# What to work on
Without including any pictures, write out all the records word for word.

========================================================================

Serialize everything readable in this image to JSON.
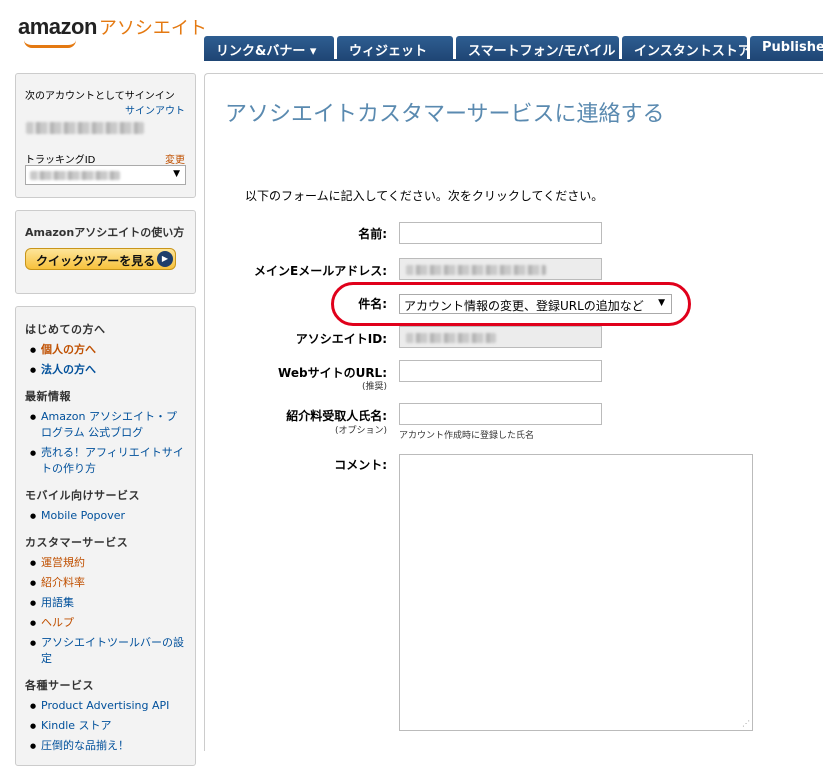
{
  "header": {
    "logo_text": "amazon",
    "logo_sub": "アソシエイト",
    "tabs": [
      "リンク&バナー ▾",
      "ウィジェット",
      "スマートフォン/モバイル",
      "インスタントストア",
      "Publisher"
    ]
  },
  "sidebar": {
    "signin_label": "次のアカウントとしてサインイン",
    "signout": "サインアウト",
    "tracking_label": "トラッキングID",
    "change": "変更",
    "howto_title": "Amazonアソシエイトの使い方",
    "tour_button": "クイックツアーを見る",
    "sections": [
      {
        "title": "はじめての方へ",
        "items": [
          "個人の方へ",
          "法人の方へ"
        ]
      },
      {
        "title": "最新情報",
        "items": [
          "Amazon アソシエイト・プログラム 公式ブログ",
          "売れる！アフィリエイトサイトの作り方"
        ]
      },
      {
        "title": "モバイル向けサービス",
        "items": [
          "Mobile Popover"
        ]
      },
      {
        "title": "カスタマーサービス",
        "items": [
          "運営規約",
          "紹介料率",
          "用語集",
          "ヘルプ",
          "アソシエイトツールバーの設定"
        ]
      },
      {
        "title": "各種サービス",
        "items": [
          "Product Advertising API",
          "Kindle ストア",
          "圧倒的な品揃え！"
        ]
      }
    ]
  },
  "main": {
    "title": "アソシエイトカスタマーサービスに連絡する",
    "intro": "以下のフォームに記入してください。次をクリックしてください。",
    "name_label": "名前:",
    "email_label": "メインEメールアドレス:",
    "subject_label": "件名:",
    "subject_value": "アカウント情報の変更、登録URLの追加など",
    "associate_id_label": "アソシエイトID:",
    "website_label": "WebサイトのURL:",
    "website_sub": "(推奨)",
    "payee_label": "紹介料受取人氏名:",
    "payee_sub": "(オプション)",
    "payee_hint": "アカウント作成時に登録した氏名",
    "comment_label": "コメント:"
  },
  "colors": {
    "tab_blue": "#1f4675",
    "title_blue": "#5a8ab0",
    "highlight_red": "#e0001b",
    "logo_orange": "#e47911"
  }
}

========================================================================

# Output below
Serialize everything readable in this image to JSON.
{
  "header": {
    "logo_text": "amazon",
    "logo_sub": "アソシエイト",
    "tabs": [
      "リンク&バナー ▾",
      "ウィジェット",
      "スマートフォン/モバイル",
      "インスタントストア",
      "Publisher"
    ]
  },
  "sidebar": {
    "signin_label": "次のアカウントとしてサインイン",
    "signout": "サインアウト",
    "tracking_label": "トラッキングID",
    "change": "変更",
    "howto_title": "Amazonアソシエイトの使い方",
    "tour_button": "クイックツアーを見る",
    "sections": [
      {
        "title": "はじめての方へ",
        "items": [
          "個人の方へ",
          "法人の方へ"
        ]
      },
      {
        "title": "最新情報",
        "items": [
          "Amazon アソシエイト・プログラム 公式ブログ",
          "売れる！アフィリエイトサイトの作り方"
        ]
      },
      {
        "title": "モバイル向けサービス",
        "items": [
          "Mobile Popover"
        ]
      },
      {
        "title": "カスタマーサービス",
        "items": [
          "運営規約",
          "紹介料率",
          "用語集",
          "ヘルプ",
          "アソシエイトツールバーの設定"
        ]
      },
      {
        "title": "各種サービス",
        "items": [
          "Product Advertising API",
          "Kindle ストア",
          "圧倒的な品揃え！"
        ]
      }
    ]
  },
  "main": {
    "title": "アソシエイトカスタマーサービスに連絡する",
    "intro": "以下のフォームに記入してください。次をクリックしてください。",
    "name_label": "名前:",
    "email_label": "メインEメールアドレス:",
    "subject_label": "件名:",
    "subject_value": "アカウント情報の変更、登録URLの追加など",
    "associate_id_label": "アソシエイトID:",
    "website_label": "WebサイトのURL:",
    "website_sub": "(推奨)",
    "payee_label": "紹介料受取人氏名:",
    "payee_sub": "(オプション)",
    "payee_hint": "アカウント作成時に登録した氏名",
    "comment_label": "コメント:"
  },
  "colors": {
    "tab_blue": "#1f4675",
    "title_blue": "#5a8ab0",
    "highlight_red": "#e0001b",
    "logo_orange": "#e47911"
  }
}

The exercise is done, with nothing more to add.